Impact of Savings in the Student’s Name vs. Savings in the Parent’s Name
Dependent student assets are assessed at a flat 20% rate, so $10,000 in the student’s name will reduce eligibility for need-based financial aid by $2,000.
In contrast, a portion of parent assets are sheltered by an asset protection allowance based on the age of the older parent living in the student’s household. The asset protection allowance is between $30,000 and $60,000 for most parents of college-age children. The net worth of the family’s principal place of residence, money in qualified retirement plans and the net worth of small businesses owned and controlled by the family (with less than 100 full-time equivalent employees) are not reported as an asset. Any remaining reportable assets are assessed on a bracketed scale, with a top rate of 5.64%. In a worst-case scenario, $10,000 in the parent’s name will reduce the student’s eligibility for need-based financial aid by $564, an improvement of at least $1,436 in eligibility for need-based financial aid.
Shift Assets from Student to Parent to Reduce Impact on Aid Eligibility
If the child has some money in a custodial account, such as a Uniform Gift to Minors Act (UGMA) or Uniform Transfer to Minors Act (UTMA) bank or brokerage account, there are several possible approaches to reducing the impact on eligibility for need-based financial aid.

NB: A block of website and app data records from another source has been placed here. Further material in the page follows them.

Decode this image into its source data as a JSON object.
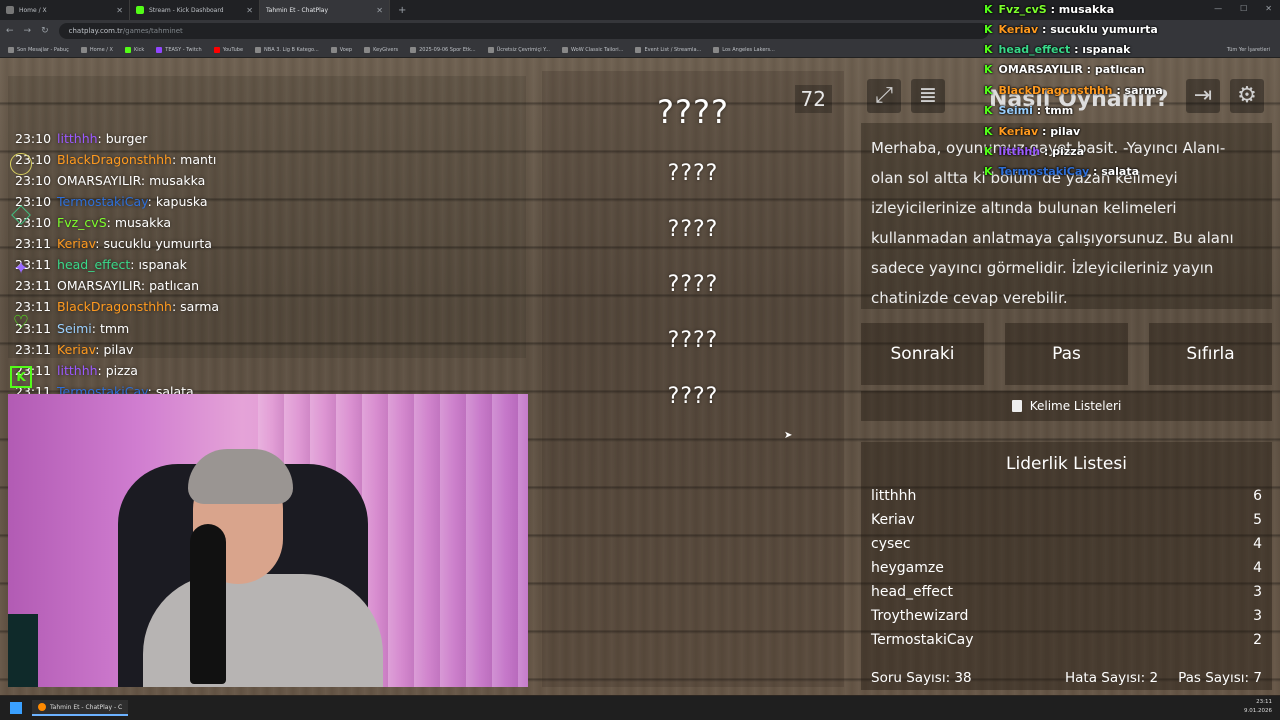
{
  "browser": {
    "tabs": [
      {
        "title": "Home / X",
        "active": false
      },
      {
        "title": "Stream - Kick Dashboard",
        "active": false
      },
      {
        "title": "Tahmin Et - ChatPlay",
        "active": true
      }
    ],
    "url_host": "chatplay.com.tr",
    "url_path": "/games/tahminet",
    "bookmarks": [
      "Son Mesajlar - Pabuç",
      "Home / X",
      "Kick",
      "TEASY - Twitch",
      "YouTube",
      "NBA 3. Lig B Katego...",
      "Voep",
      "KeyGivers",
      "2025-09-06 Spor Etk...",
      "Ücretsiz Çevrimiçi Y...",
      "WoW Classic Tailori...",
      "Event List / Streamla...",
      "Los Angeles Lakers..."
    ],
    "other_bookmarks": "Tüm Yer İşaretleri"
  },
  "chat": [
    {
      "time": "23:10",
      "user": "litthhh",
      "color": "#9b59ff",
      "msg": "burger"
    },
    {
      "time": "23:10",
      "user": "BlackDragonsthhh",
      "color": "#ff9a1f",
      "msg": "mantı"
    },
    {
      "time": "23:10",
      "user": "OMARSAYILIR",
      "color": "#ffffff",
      "msg": "musakka"
    },
    {
      "time": "23:10",
      "user": "TermostakiCay",
      "color": "#2e6fd8",
      "msg": "kapuska"
    },
    {
      "time": "23:10",
      "user": "Fvz_cvS",
      "color": "#7cff2c",
      "msg": "musakka"
    },
    {
      "time": "23:11",
      "user": "Keriav",
      "color": "#ff9a1f",
      "msg": "sucuklu yumuırta"
    },
    {
      "time": "23:11",
      "user": "head_effect",
      "color": "#39d98a",
      "msg": "ıspanak"
    },
    {
      "time": "23:11",
      "user": "OMARSAYILIR",
      "color": "#ffffff",
      "msg": "patlıcan"
    },
    {
      "time": "23:11",
      "user": "BlackDragonsthhh",
      "color": "#ff9a1f",
      "msg": "sarma"
    },
    {
      "time": "23:11",
      "user": "Seimi",
      "color": "#9ad0ff",
      "msg": "tmm"
    },
    {
      "time": "23:11",
      "user": "Keriav",
      "color": "#ff9a1f",
      "msg": "pilav"
    },
    {
      "time": "23:11",
      "user": "litthhh",
      "color": "#9b59ff",
      "msg": "pizza"
    },
    {
      "time": "23:11",
      "user": "TermostakiCay",
      "color": "#2e6fd8",
      "msg": "salata"
    }
  ],
  "game": {
    "timer": "72",
    "words": [
      "????",
      "????",
      "????",
      "????",
      "????",
      "????"
    ],
    "how_title": "Nasıl Oynanır?",
    "rules": "Merhaba, oyunumuz gayet basit. -Yayıncı Alanı- olan sol altta ki bölüm de yazan kelimeyi izleyicilerinize altında bulunan kelimeleri kullanmadan anlatmaya çalışıyorsunuz. Bu alanı sadece yayıncı görmelidir. İzleyicileriniz yayın chatinizde cevap verebilir.",
    "buttons": {
      "next": "Sonraki",
      "pass": "Pas",
      "reset": "Sıfırla"
    },
    "word_lists": "Kelime Listeleri",
    "leaderboard_title": "Liderlik Listesi",
    "leaderboard": [
      {
        "name": "litthhh",
        "score": "6"
      },
      {
        "name": "Keriav",
        "score": "5"
      },
      {
        "name": "cysec",
        "score": "4"
      },
      {
        "name": "heygamze",
        "score": "4"
      },
      {
        "name": "head_effect",
        "score": "3"
      },
      {
        "name": "Troythewizard",
        "score": "3"
      },
      {
        "name": "TermostakiCay",
        "score": "2"
      }
    ],
    "stats": {
      "questions": "Soru Sayısı: 38",
      "errors": "Hata Sayısı: 2",
      "passes": "Pas Sayısı: 7"
    }
  },
  "overlay_chat": [
    {
      "user": "Fvz_cvS",
      "color": "#7cff2c",
      "msg": "musakka"
    },
    {
      "user": "Keriav",
      "color": "#ff9a1f",
      "msg": "sucuklu yumuırta"
    },
    {
      "user": "head_effect",
      "color": "#39d98a",
      "msg": "ıspanak"
    },
    {
      "user": "OMARSAYILIR",
      "color": "#ffffff",
      "msg": "patlıcan"
    },
    {
      "user": "BlackDragonsthhh",
      "color": "#ff9a1f",
      "msg": "sarma"
    },
    {
      "user": "Seimi",
      "color": "#9ad0ff",
      "msg": "tmm"
    },
    {
      "user": "Keriav",
      "color": "#ff9a1f",
      "msg": "pilav"
    },
    {
      "user": "litthhh",
      "color": "#9b59ff",
      "msg": "pizza"
    },
    {
      "user": "TermostakiCay",
      "color": "#2e6fd8",
      "msg": "salata"
    }
  ],
  "taskbar": {
    "app": "Tahmin Et - ChatPlay - C",
    "time": "23:11",
    "date": "9.01.2026"
  }
}
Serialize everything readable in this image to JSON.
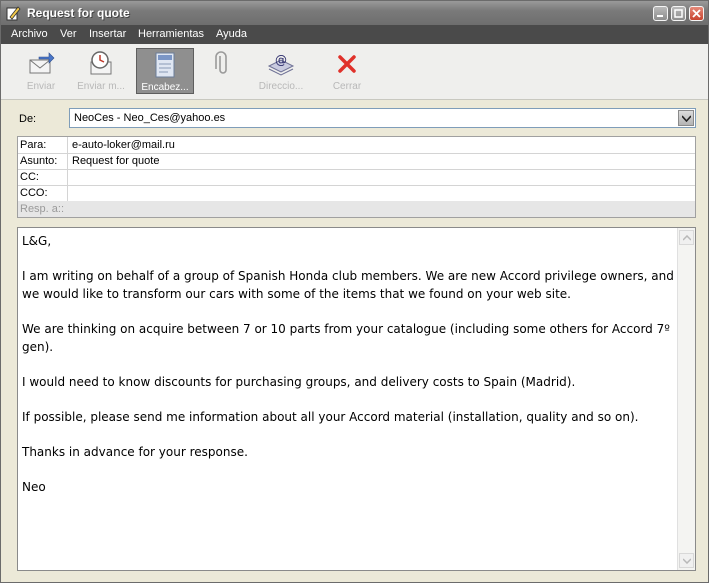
{
  "window": {
    "title": "Request for quote"
  },
  "menu": [
    "Archivo",
    "Ver",
    "Insertar",
    "Herramientas",
    "Ayuda"
  ],
  "toolbar": {
    "send": "Enviar",
    "send_later": "Enviar m...",
    "headers": "Encabez...",
    "attach": "",
    "address": "Direccio...",
    "close": "Cerrar"
  },
  "from": {
    "label": "De:",
    "value": "NeoCes - Neo_Ces@yahoo.es"
  },
  "fields": [
    {
      "label": "Para:",
      "value": "e-auto-loker@mail.ru"
    },
    {
      "label": "Asunto:",
      "value": "Request for quote"
    },
    {
      "label": "CC:",
      "value": ""
    },
    {
      "label": "CCO:",
      "value": ""
    },
    {
      "label": "Resp. a::",
      "value": ""
    }
  ],
  "body": [
    "L&G,",
    "I am writing on behalf of a group of Spanish Honda club members. We are new Accord privilege owners, and we would like to transform our cars with some of the items that we found on your web site.",
    "We are thinking on acquire between 7 or 10 parts from your catalogue (including some others for Accord 7º gen).",
    "I would need to know discounts for purchasing groups, and delivery costs to Spain (Madrid).",
    "If possible, please send me information about all your Accord material (installation, quality and so on).",
    "Thanks in advance for your response.",
    "Neo"
  ]
}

Roll the custodial account into a custodial 529 College Savings Plan account. Since July 1, 2009, custodial 529 plan accounts owned by a dependent student have been treated as though they were a parent asset on the FAFSA. Contributions to a 529 plan must be made in cash, so this will require liquidating any investments in the child’s name. Since that may result in capital gains, it is best to liquidate the child’s investments two or more years prior to the child enrolling in college.
Shift the child’s money into the parent’s name. Legally, the money is the property of the child, so the parents cannot simply move the money into their bank accounts. A minor child does not have the legal capacity to gift the money to his or her parents. It is best to consult with an accountant or financial planner about the proper way to shift the money. One approach is to spend the child’s money for the child’s benefit instead of using the parents’ money. For example, if the child needs a SAT or ACT test prep class, a dorm refrigerator and microwave oven, a computer for school or a car to commute to college, pay for it with the child’s money before filing the FAFSA. (Note, however, that college students may be able to qualify for a discount on computer equipment once they enroll in college.)
Spend down child assets to pay for college before touching parent assets. This will prevent the child’s assets from affecting eligibility for need-based financial aid in subsequent years. Parents sometimes want to spread out the child’s money evenly over all four years, making up the difference with the parents’ money, which yields a higher Expected Family Contribution (EFC) than using up the child’s money first. Spending the child’s assets first can increase eligibility for need-based financial aid.